What’s nice, you can use it for free for the first few devices. See if you like it. If you do sign up, use this link.

 

Conference lunches…. They don’t have to suck

Conference food… There’s typically two types of conference food;

“Oh my god, this conference has really good food” and,

“Let’s just go somewhere else (and spend our own money), this event has crappy food”

More often than not 360|iDev (and 360|Flex in it’s day) were usually the former. I’ve always thought that conference food shouldn’t be gross, it shouldn’t be rubbery chicken, and steamed veggies. It should be something that people go back for seconds for, it should be something people actually talk about, as much a valued part of the event as the content. I’ve mostly been successful at that.

That’s not to say I’m batting 1000 (I think i used that reference right), there are times when the meal fails to deliver, either i picked poorly, or the venue wasn’t up to the task.

The last two years I’ve taken my approach to conference lunch a step further, offering something few events offer; choice.

While having everyone eat lunch in the conference space has value, I think it’s more valuable to get attendees outdoors. For a few reasons, in no particular order;

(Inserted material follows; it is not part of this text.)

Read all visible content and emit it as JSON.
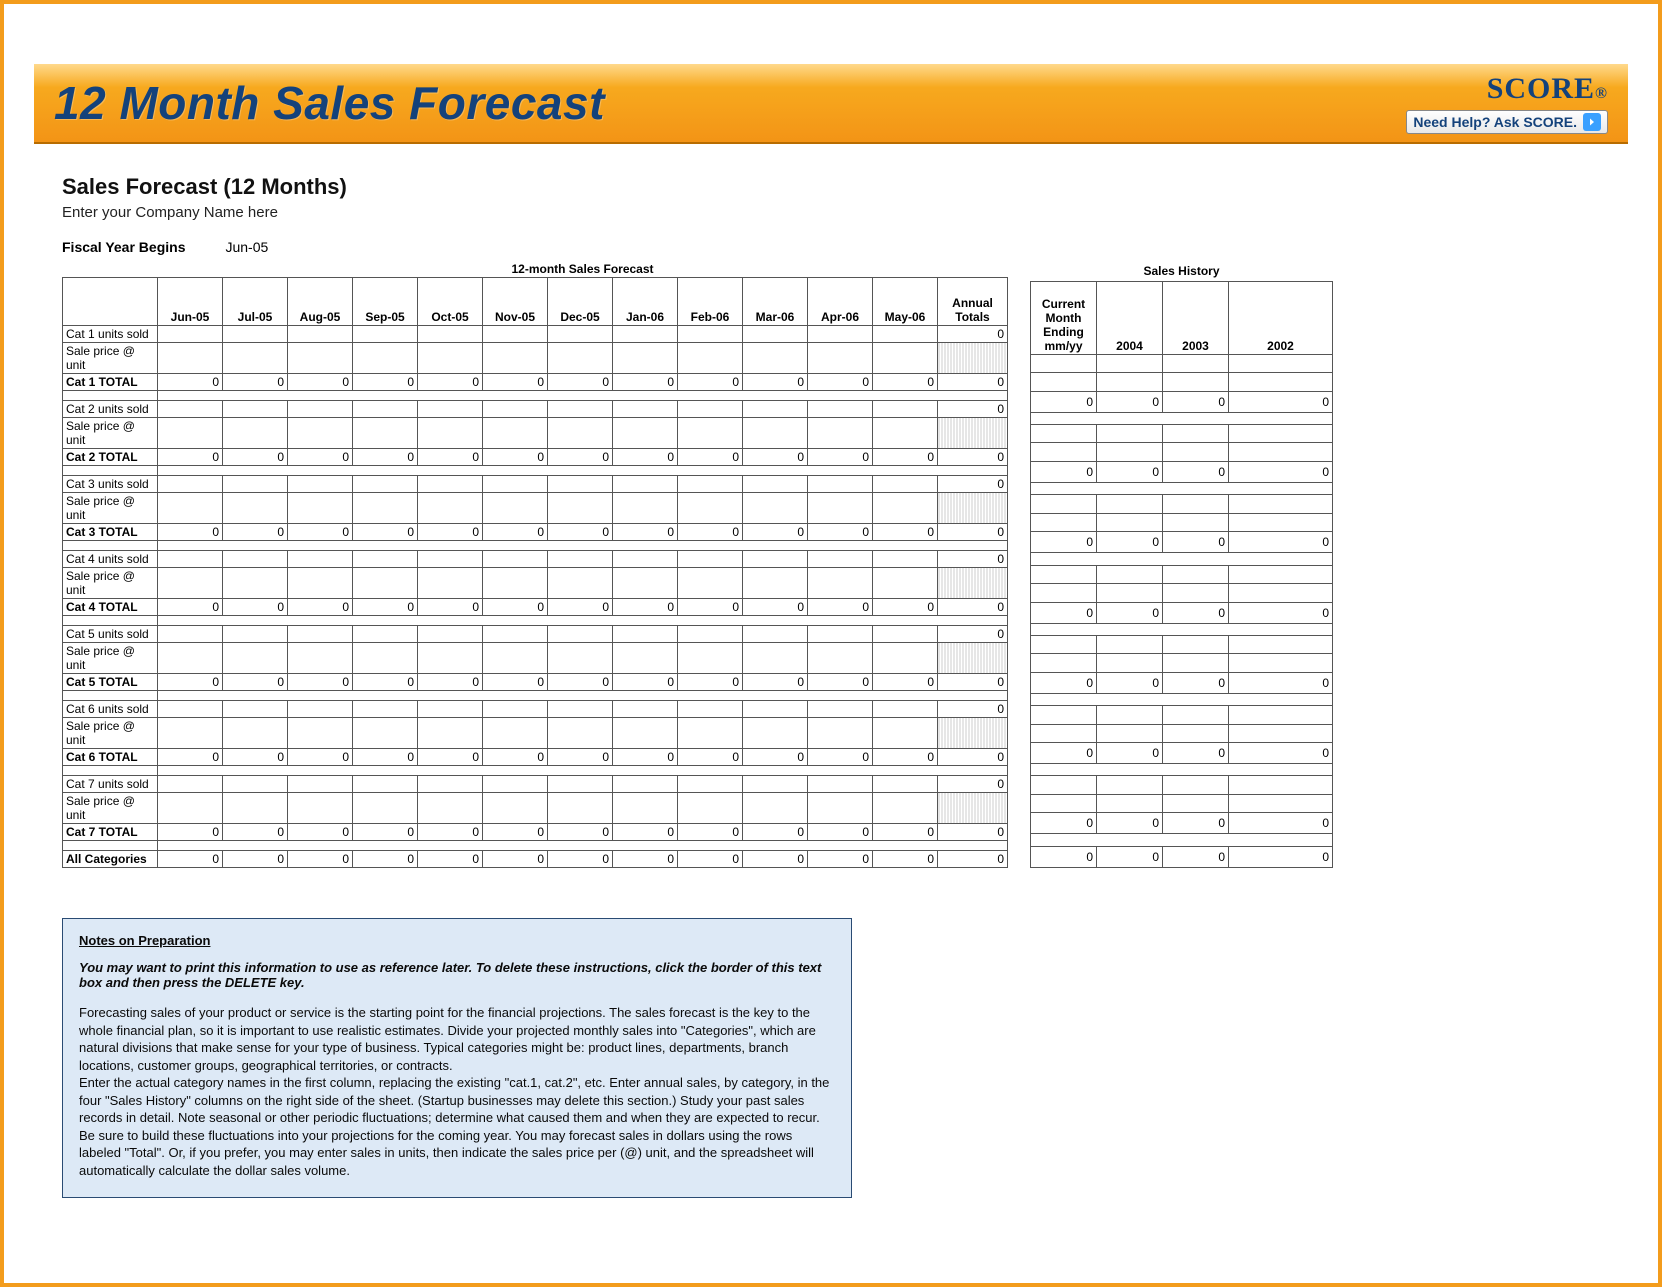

  1. Attendees have more choice in what they eat, which is either impossible or stupid expensive within the conference center.
  2. They can meet new people by ending up at the same place as others, but not so many that it’s daunting.
  3. They get to enjoy what the host city has to offer
  4. I get to support local businesses, which is a huge part of my business. 360|Conferences is a Denver, CO company and whenever I can I want to support other Colorado businesses.

 

It’s easy to do an event, it’s harder to do events that don’t suck.